Passing distance laws do change driver behaviour. But new research suggests not all the changes are positive.
Be careful on the road.
Despite a decrease in traffic during the pandemic, single-vehicle car crashes increased.
As the recent wave of Black Lives Matter protests have shown many people, racial bias, prejudice and discrimination very much still exist, but have become increasingly subtle and complex.
Uber drivers are back in court for a final showdown with the American company.
Drivers and cyclists develop distinct identities of themselves and others in ways that mirror the formation of ethnic identities. And on-road segregation runs the risk of reinforcing this process.
Trials found that 5% of offending drivers used a mobile phone with both hands while the vehicle was moving.
Trials of the program found about 5% of offending drivers used their mobile phone with both hands, while the vehicle was moving.
Car owners’ attachment to driving and the willingness of others to switch from public transport could confound rosy predictions for autonomous vehicles.
Scenarios based on a survey of Adelaide commuters and analyses of traffic flows show it’s possible the congestion could get worse in the transition to driverless vehicles.
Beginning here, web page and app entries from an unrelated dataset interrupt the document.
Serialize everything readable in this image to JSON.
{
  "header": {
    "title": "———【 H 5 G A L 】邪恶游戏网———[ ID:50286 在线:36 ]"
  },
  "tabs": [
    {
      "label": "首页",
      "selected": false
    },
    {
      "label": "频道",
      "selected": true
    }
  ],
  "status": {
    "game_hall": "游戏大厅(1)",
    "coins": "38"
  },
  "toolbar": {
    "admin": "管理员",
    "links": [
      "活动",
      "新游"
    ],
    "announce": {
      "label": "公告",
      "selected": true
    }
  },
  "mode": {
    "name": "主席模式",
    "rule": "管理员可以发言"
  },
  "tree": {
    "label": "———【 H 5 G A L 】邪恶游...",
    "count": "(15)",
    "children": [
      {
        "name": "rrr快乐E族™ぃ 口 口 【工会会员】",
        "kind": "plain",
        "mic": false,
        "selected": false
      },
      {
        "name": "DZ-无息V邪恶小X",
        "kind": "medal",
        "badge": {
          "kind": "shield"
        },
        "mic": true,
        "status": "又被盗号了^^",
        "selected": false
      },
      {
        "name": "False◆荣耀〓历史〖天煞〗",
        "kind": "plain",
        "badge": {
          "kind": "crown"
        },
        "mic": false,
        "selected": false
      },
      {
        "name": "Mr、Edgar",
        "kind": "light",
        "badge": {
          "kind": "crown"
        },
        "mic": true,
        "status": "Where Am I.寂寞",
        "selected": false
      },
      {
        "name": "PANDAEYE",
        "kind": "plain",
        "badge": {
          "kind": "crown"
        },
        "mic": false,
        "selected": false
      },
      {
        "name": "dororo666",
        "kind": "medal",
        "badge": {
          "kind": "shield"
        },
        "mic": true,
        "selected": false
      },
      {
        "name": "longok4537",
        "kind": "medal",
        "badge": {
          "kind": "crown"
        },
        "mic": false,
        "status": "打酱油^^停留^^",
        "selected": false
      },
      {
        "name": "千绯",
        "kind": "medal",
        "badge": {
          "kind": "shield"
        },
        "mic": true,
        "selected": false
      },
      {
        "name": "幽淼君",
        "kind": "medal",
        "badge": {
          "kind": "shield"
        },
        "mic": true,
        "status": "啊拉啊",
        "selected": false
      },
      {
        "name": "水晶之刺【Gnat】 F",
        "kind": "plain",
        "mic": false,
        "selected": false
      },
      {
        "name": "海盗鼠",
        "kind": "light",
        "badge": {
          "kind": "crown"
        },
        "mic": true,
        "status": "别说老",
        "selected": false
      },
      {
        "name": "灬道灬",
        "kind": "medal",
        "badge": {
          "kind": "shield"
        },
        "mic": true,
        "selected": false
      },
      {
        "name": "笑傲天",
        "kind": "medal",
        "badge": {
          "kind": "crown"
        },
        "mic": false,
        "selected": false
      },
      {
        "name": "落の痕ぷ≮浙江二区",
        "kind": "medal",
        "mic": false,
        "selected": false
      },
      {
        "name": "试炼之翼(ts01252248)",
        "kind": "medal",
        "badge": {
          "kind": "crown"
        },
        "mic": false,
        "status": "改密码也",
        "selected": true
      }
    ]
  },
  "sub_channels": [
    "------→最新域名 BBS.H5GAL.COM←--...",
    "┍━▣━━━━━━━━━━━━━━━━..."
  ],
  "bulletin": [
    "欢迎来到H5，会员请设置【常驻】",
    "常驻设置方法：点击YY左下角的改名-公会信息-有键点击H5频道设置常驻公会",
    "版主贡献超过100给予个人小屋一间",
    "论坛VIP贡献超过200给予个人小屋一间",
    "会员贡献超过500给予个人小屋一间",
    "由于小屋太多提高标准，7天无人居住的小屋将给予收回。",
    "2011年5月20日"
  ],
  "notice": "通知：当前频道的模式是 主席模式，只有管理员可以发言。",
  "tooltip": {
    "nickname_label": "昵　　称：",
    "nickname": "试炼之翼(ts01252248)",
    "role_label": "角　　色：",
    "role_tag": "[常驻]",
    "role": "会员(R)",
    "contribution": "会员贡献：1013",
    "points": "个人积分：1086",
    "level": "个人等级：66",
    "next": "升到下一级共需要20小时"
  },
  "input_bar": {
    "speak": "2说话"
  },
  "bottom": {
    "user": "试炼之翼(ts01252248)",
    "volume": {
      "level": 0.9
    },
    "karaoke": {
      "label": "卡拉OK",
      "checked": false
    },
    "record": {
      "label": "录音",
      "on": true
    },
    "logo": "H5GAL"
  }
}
When computers take the wheel, the emotive aspect of driving will change significantly.
This is just one example of how being ‘different’ can lead to being treated differently.
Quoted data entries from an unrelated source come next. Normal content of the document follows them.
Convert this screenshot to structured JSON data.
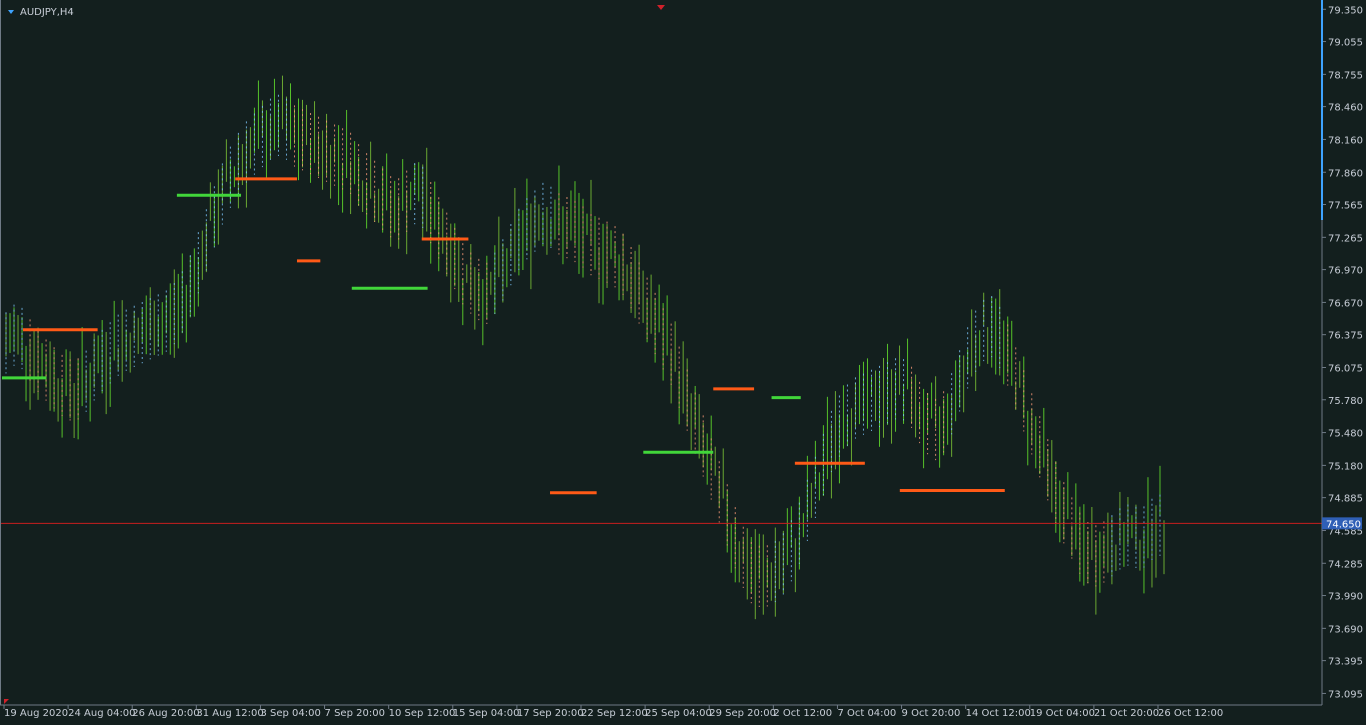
{
  "chart_data": {
    "type": "line",
    "symbol": "AUDJPY,H4",
    "colors": {
      "background": "#131f1e",
      "axis": "#6f7a86",
      "tick_text": "#c7cdd6",
      "bar_up": "#55c12a",
      "bar_down": "#6aa832",
      "upper_stop": "#ff5a17",
      "lower_stop": "#41d63a",
      "cloud_up_fill": "#7fc9ff",
      "cloud_down_fill": "#ff9c7a",
      "current_price_line": "#c81e1e",
      "price_tag_bg": "#2f5fb6",
      "frame": "#3ea3ff"
    },
    "ylim": [
      73.035,
      79.38
    ],
    "y_ticks": [
      "79.350",
      "79.055",
      "78.755",
      "78.460",
      "78.160",
      "77.860",
      "77.565",
      "77.265",
      "76.970",
      "76.670",
      "76.375",
      "76.075",
      "75.780",
      "75.480",
      "75.180",
      "74.885",
      "74.585",
      "74.285",
      "73.990",
      "73.690",
      "73.395",
      "73.095"
    ],
    "x_ticks": [
      "19 Aug 2020",
      "24 Aug 04:00",
      "26 Aug 20:00",
      "31 Aug 12:00",
      "3 Sep 04:00",
      "7 Sep 20:00",
      "10 Sep 12:00",
      "15 Sep 04:00",
      "17 Sep 20:00",
      "22 Sep 12:00",
      "25 Sep 04:00",
      "29 Sep 20:00",
      "2 Oct 12:00",
      "7 Oct 04:00",
      "9 Oct 20:00",
      "14 Oct 12:00",
      "19 Oct 04:00",
      "21 Oct 20:00",
      "26 Oct 12:00"
    ],
    "current_price": 74.65,
    "current_price_label": "74.650",
    "price_bars_close": [
      76.3,
      76.4,
      76.25,
      76.1,
      76.0,
      75.9,
      75.85,
      75.95,
      76.1,
      76.2,
      76.3,
      76.35,
      76.4,
      76.45,
      76.5,
      76.6,
      76.8,
      77.1,
      77.4,
      77.7,
      77.9,
      78.05,
      78.15,
      78.25,
      78.3,
      78.2,
      78.15,
      78.1,
      78.05,
      78.0,
      77.95,
      77.8,
      77.7,
      77.6,
      77.5,
      77.6,
      77.7,
      77.5,
      77.3,
      77.1,
      76.9,
      76.8,
      76.75,
      76.9,
      77.1,
      77.3,
      77.4,
      77.5,
      77.4,
      77.35,
      77.3,
      77.2,
      77.15,
      77.1,
      77.0,
      76.8,
      76.6,
      76.4,
      76.2,
      75.9,
      75.6,
      75.3,
      75.0,
      74.7,
      74.4,
      74.2,
      74.15,
      74.2,
      74.3,
      74.5,
      74.8,
      75.1,
      75.4,
      75.6,
      75.7,
      75.75,
      75.8,
      75.85,
      75.9,
      75.8,
      75.6,
      75.5,
      75.6,
      75.9,
      76.2,
      76.4,
      76.45,
      76.3,
      76.0,
      75.7,
      75.4,
      75.1,
      74.8,
      74.6,
      74.4,
      74.35,
      74.4,
      74.5,
      74.55,
      74.5,
      74.6,
      74.65
    ],
    "upper_stop_line": [
      {
        "x0": 0.0,
        "x1": 0.013,
        "y": null
      },
      {
        "x0": 0.018,
        "x1": 0.082,
        "y": 76.42
      },
      {
        "x0": 0.2,
        "x1": 0.253,
        "y": 77.8
      },
      {
        "x0": 0.253,
        "x1": 0.273,
        "y": 77.05
      },
      {
        "x0": 0.36,
        "x1": 0.4,
        "y": 77.25
      },
      {
        "x0": 0.47,
        "x1": 0.51,
        "y": 74.93
      },
      {
        "x0": 0.61,
        "x1": 0.645,
        "y": 75.88
      },
      {
        "x0": 0.68,
        "x1": 0.74,
        "y": 75.2
      },
      {
        "x0": 0.77,
        "x1": 0.86,
        "y": 74.95
      }
    ],
    "lower_stop_line": [
      {
        "x0": 0.0,
        "x1": 0.038,
        "y": 75.98
      },
      {
        "x0": 0.15,
        "x1": 0.205,
        "y": 77.65
      },
      {
        "x0": 0.3,
        "x1": 0.365,
        "y": 76.8
      },
      {
        "x0": 0.55,
        "x1": 0.61,
        "y": 75.3
      },
      {
        "x0": 0.66,
        "x1": 0.685,
        "y": 75.8
      }
    ]
  }
}
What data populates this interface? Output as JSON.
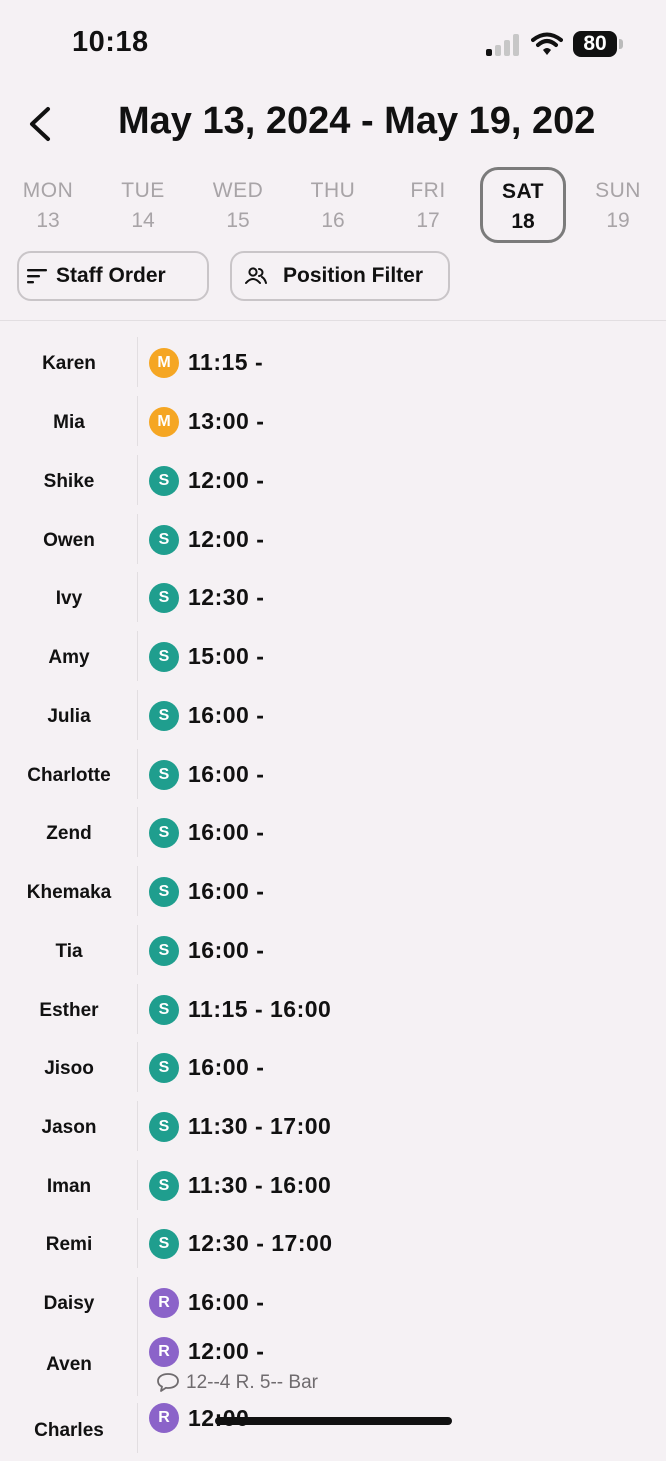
{
  "status": {
    "time": "10:18",
    "battery": "80"
  },
  "header": {
    "title": "May 13, 2024 - May 19, 202"
  },
  "days": [
    {
      "name": "MON",
      "num": "13"
    },
    {
      "name": "TUE",
      "num": "14"
    },
    {
      "name": "WED",
      "num": "15"
    },
    {
      "name": "THU",
      "num": "16"
    },
    {
      "name": "FRI",
      "num": "17"
    },
    {
      "name": "SAT",
      "num": "18",
      "active": true
    },
    {
      "name": "SUN",
      "num": "19"
    }
  ],
  "filters": {
    "staff_order": "Staff Order",
    "position_filter": "Position Filter"
  },
  "colors": {
    "M": "#f5a623",
    "S": "#1f9e8e",
    "R": "#8b63c9"
  },
  "staff": [
    {
      "name": "Karen",
      "role": "M",
      "shift": "11:15 -"
    },
    {
      "name": "Mia",
      "role": "M",
      "shift": "13:00 -"
    },
    {
      "name": "Shike",
      "role": "S",
      "shift": "12:00 -"
    },
    {
      "name": "Owen",
      "role": "S",
      "shift": "12:00 -"
    },
    {
      "name": "Ivy",
      "role": "S",
      "shift": "12:30 -"
    },
    {
      "name": "Amy",
      "role": "S",
      "shift": "15:00 -"
    },
    {
      "name": "Julia",
      "role": "S",
      "shift": "16:00 -"
    },
    {
      "name": "Charlotte",
      "role": "S",
      "shift": "16:00 -"
    },
    {
      "name": "Zend",
      "role": "S",
      "shift": "16:00 -"
    },
    {
      "name": "Khemaka",
      "role": "S",
      "shift": "16:00 -"
    },
    {
      "name": "Tia",
      "role": "S",
      "shift": "16:00 -"
    },
    {
      "name": "Esther",
      "role": "S",
      "shift": "11:15 - 16:00"
    },
    {
      "name": "Jisoo",
      "role": "S",
      "shift": "16:00 -"
    },
    {
      "name": "Jason",
      "role": "S",
      "shift": "11:30 - 17:00"
    },
    {
      "name": "Iman",
      "role": "S",
      "shift": "11:30 - 16:00"
    },
    {
      "name": "Remi",
      "role": "S",
      "shift": "12:30 - 17:00"
    },
    {
      "name": "Daisy",
      "role": "R",
      "shift": "16:00 -"
    },
    {
      "name": "Aven",
      "role": "R",
      "shift": "12:00 -",
      "note": "12--4 R. 5-- Bar"
    },
    {
      "name": "Charles",
      "role": "R",
      "shift": "12:00"
    }
  ]
}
Drivers are to blame for about four out of five accidents with cyclists.
Australia has had an 80% increase in cyclist deaths in 2017-18. With drivers at fault in most collisions, their attitude and behaviour should be the main targets for change.
Just like teenagers, robot drivers need lots of practice.
Autonomous cars need to learn how to drive just like people do: with real-world practice on public roads. It’s key to safety, and to public confidence in the new technologies.
A lecturer in transport engineering weighs in on one of the greatest debates of our time.
Decisions made by engineers today will determine how all cars drive.
The biggest ethical challenges for self-driving cars arise in mundane situations, not when crashes are unavoidable.